Aim of the exercise:
Among the entries below, find each line holding "size" and return it.
[[ Data extracts open ]]
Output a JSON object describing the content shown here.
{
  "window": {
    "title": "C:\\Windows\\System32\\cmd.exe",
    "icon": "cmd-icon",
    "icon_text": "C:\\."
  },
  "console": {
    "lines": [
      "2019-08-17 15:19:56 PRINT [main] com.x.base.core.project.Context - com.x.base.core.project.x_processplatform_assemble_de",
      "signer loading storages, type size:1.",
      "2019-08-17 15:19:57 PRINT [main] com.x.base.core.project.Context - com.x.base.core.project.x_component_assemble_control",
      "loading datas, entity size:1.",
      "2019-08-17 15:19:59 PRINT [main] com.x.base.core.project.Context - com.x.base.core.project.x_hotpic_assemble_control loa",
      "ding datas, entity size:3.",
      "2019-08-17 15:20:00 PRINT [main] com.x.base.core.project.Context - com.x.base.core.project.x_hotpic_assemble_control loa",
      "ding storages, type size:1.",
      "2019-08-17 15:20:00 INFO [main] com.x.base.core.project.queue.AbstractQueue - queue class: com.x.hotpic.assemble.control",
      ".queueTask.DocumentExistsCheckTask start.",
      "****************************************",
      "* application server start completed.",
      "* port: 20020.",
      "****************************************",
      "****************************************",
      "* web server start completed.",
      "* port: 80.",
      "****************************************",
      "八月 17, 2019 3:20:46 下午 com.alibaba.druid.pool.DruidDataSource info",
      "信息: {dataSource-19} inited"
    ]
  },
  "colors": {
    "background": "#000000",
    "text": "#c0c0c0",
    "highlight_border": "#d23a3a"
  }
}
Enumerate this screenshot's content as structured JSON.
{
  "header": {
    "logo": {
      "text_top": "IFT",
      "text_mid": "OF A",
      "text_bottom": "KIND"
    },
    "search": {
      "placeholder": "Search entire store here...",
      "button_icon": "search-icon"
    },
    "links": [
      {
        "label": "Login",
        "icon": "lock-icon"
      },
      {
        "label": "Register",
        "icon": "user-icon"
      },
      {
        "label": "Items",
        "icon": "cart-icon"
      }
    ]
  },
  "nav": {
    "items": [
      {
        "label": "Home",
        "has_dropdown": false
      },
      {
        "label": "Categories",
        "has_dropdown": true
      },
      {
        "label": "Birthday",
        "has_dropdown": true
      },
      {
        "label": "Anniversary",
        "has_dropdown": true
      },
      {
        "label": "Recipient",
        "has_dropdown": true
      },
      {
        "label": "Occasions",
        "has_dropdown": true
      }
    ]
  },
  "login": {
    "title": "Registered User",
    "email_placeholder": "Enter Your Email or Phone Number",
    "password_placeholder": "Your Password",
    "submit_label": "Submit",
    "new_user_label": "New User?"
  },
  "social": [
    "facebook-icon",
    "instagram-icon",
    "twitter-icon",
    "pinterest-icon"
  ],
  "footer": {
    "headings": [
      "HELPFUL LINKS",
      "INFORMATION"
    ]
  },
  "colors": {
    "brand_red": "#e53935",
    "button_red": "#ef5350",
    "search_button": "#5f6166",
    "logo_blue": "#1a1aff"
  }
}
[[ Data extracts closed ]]
Solution:
      "signer loading storages, type size:1.",
      "loading datas, entity size:1.",
      "ding datas, entity size:3.",
      "ding storages, type size:1.",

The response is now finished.